In the afternoon, he and Stephen Fry kicked around ideas and language shared by the spiritual siblings Wodehouse and Wilde. Then he reported from his recent tour of the badder lands of Afghanistan. Typically he talked of the Afghani people, of friends there who were writers and journalists, of teachers he’d met. At some point there was a dinner down the road at Madresfield, the real house and family on which Brideshead was based. He wore a borrowed dinner jacket in which he looked impossibly glamorous. We got him back onstage at 10:30 p.m. for what was billed as Late Night Hitch. He’d talked for a few years about wanting to do stand-up, so we gave him a mic and another bottle of whisky, and 750 people crowded in to share an hour. His routine was terrible. Labored jokes. Tired delivery. After half an hour he gave up and said, “I’ll just take questions. Anything at all. I promise to tell the truth.”
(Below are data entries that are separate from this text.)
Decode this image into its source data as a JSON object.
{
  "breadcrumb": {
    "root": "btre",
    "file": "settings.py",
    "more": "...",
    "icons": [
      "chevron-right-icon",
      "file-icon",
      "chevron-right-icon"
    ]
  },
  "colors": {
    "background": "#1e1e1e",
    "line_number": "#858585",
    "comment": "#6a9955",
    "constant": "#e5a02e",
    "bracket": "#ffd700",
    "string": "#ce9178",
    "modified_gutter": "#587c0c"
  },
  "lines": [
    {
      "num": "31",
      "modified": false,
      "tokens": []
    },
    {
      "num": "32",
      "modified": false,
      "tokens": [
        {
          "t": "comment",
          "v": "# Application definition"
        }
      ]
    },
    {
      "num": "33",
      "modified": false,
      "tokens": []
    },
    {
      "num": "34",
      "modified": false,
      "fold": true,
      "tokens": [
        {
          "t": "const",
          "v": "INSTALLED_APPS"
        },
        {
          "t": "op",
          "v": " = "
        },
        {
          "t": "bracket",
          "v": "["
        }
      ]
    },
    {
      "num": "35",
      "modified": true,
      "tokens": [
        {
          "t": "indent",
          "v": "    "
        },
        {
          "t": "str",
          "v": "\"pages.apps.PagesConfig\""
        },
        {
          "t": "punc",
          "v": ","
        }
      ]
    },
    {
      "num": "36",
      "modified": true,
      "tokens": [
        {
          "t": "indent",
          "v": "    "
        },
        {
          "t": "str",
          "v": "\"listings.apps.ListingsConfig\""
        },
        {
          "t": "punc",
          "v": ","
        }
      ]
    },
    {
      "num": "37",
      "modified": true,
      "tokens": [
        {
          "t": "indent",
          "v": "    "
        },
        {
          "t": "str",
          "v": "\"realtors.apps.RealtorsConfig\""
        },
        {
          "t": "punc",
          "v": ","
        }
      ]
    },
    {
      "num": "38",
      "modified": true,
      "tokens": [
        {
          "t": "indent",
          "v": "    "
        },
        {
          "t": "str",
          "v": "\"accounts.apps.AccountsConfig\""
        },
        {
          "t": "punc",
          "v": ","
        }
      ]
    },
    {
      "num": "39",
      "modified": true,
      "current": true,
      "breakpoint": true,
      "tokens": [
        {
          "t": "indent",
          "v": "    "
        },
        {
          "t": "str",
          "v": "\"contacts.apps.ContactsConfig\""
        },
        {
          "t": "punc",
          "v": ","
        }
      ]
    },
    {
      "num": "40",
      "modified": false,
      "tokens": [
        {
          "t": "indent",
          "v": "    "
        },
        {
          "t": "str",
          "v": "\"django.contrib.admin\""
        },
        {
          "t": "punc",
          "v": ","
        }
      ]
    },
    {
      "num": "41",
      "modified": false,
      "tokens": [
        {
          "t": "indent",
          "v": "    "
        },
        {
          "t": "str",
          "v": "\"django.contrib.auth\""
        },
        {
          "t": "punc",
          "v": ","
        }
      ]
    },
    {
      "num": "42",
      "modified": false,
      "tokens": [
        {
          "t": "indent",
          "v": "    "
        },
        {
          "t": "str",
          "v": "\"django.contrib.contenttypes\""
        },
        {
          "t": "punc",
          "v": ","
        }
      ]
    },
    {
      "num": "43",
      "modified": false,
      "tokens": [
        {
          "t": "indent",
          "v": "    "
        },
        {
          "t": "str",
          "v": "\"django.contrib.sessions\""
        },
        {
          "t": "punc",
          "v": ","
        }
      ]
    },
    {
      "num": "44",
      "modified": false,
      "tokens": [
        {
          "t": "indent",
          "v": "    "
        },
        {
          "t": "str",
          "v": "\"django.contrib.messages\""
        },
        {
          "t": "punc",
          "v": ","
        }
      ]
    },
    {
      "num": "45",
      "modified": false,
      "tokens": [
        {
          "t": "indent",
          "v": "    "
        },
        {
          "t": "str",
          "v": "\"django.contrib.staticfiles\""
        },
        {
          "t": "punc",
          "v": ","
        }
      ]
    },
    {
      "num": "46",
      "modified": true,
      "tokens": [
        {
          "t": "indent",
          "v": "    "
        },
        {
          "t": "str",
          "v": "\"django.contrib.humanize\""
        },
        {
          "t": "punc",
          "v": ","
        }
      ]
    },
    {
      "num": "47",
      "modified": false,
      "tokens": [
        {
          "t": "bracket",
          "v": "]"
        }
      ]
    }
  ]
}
And he did. And it was hilarious and savage and shocking and mesmerizing. Mother Teresa, Clinton, and Kissinger were indicted, of course; he did bisexuality, his relationship with his brother, and even his mother’s suicide. The darker it got, the funnier he was. He was much, much harder on himself than ever he was on the bad guys. He recited (dead-letter perfect) from Jefferson and Kapuscinski and Catullus; he improvised the filthiest, bawdiest limericks you can possibly imagine. Chaucer would have loved it. He finished the bottle at about 1 a.m. No one had left, and in all that time he’d never lost a thread of thought or slurred a single syllable. It was a great day. Not an assumption was left unchallenged, no orthodoxy tolerated.

 I loved him. And for Hay, he was our MVP, here and at all our festivals around the world. How astonishingly lucky to have been alive with him, to have that provocation in print forever. And in a strong field, line for line the finest prose stylist of his generation. Pretty much everything we do is inspired by him. So what do we do now? How do you follow or live up to your heroes? Those are mighty shoulders to stand on.
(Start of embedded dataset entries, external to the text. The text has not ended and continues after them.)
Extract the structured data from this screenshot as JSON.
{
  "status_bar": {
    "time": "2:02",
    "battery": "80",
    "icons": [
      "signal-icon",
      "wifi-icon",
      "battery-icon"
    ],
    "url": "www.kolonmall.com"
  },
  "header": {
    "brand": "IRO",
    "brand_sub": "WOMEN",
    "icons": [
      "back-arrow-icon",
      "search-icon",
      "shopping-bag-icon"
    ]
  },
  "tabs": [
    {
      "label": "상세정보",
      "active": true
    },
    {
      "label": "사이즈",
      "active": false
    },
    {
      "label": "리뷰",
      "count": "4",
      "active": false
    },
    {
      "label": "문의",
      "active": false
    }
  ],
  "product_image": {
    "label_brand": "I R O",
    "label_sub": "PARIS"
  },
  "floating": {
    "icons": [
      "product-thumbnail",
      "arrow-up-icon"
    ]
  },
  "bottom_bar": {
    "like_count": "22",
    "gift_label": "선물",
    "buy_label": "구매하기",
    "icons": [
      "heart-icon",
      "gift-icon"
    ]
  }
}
A couple of years after his marathon day, we set him up to discuss blasphemy with Stephen Fry and Joan Bakewell. May 28, 2005. It’s up online in our archive at www.hayfestival.org and freely available. On this day of all days, treat yourself to the superheavyweight bout of a lifetime between two of the greatest talkers of our age. It’s fascinating to hear the ideas and the language that drove God Is Not Great “in performance.” It’s good to hear his voice.
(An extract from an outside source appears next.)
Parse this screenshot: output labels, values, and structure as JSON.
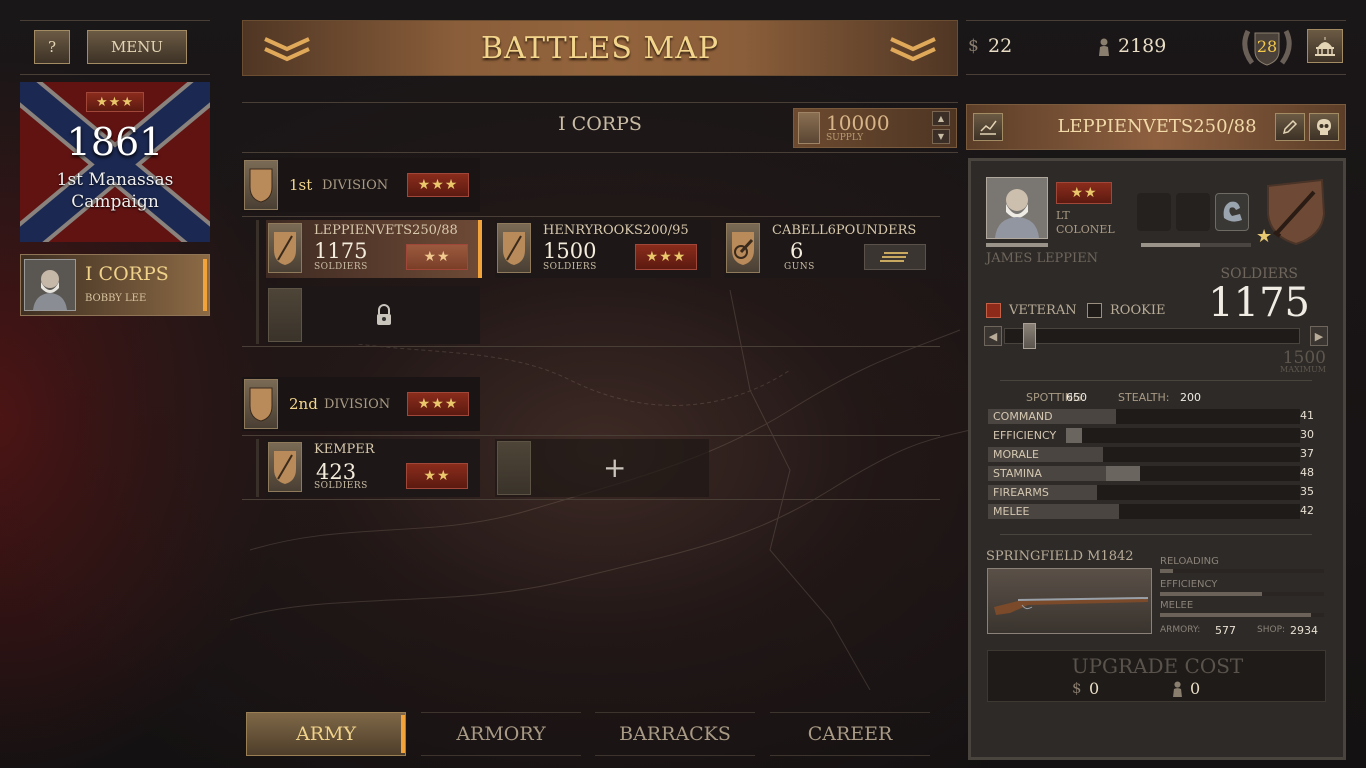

See Slate’s full tribute to the life of Christopher Hitchens. Read Slate’s complete collection of Christopher Hitchens' columns.



Scalia’s Liberal Streak

The conservative justice’s most brilliant—and surprisingly progressive—moments on the bench.

Colorado Is Ground Zero for the Fight Over Female Voters

There’s a Way to Keep Ex-Cons Out of Prison That Pays for Itself. Why Don’t More States Use It?

The NFL Explains How It Sees “the Role of the Female”

The Music Industry Is Ignoring Some of the Best Black Women Singing R&B


Theo’s Joint and Vanessa’s Whiskey

No sitcom did the “Very Special Episode” as well as The Cosby Show.


The Other Huxtable Effect

Thirty years ago, The Cosby Show gave us one of TV’s great feminists.

Cliff Huxtable Explains the World: Five Lessons From TV’s Greatest Dad

Why Television Needs a New Cosby Show Right Now

  News & Politics
Sept. 18 2014 8:20 PM A Clever Attempt at Explaining Away a Vote Against the Farm Bill
Sept. 18 2014 6:02 PM A Chinese Company Just Announced the Biggest IPO in U.S. History
The Slate Quiz
Sept. 18 2014 11:44 PM Play the Slate News Quiz With Jeopardy! superchampion Ken Jennings.
  Double X
Sept. 18 2014 8:07 PM Crying Rape False rape accusations exist, and they are a serious problem.
  Slate Plus
Behind the Scenes
Sept. 18 2014 1:23 PM “It’s Not Every Day That You Can Beat the World Champion” An exclusive interview with chess grandmaster Fabiano Caruana.
Brow Beat
Sept. 18 2014 4:33 PM The Top 5 Dadsplaining Moments From The Cosby Show
Future Tense
Sept. 18 2014 6:48 PM By 2100 the World's Population Could Be 11 Billion
  Health & Science
Sept. 18 2014 3:35 PM Do People Still Die of Rabies? And how do you know if an animal is rabid?
Sports Nut
Sept. 18 2014 11:42 AM Grandmaster Clash One of the most amazing feats in chess history just happened, and no one noticed.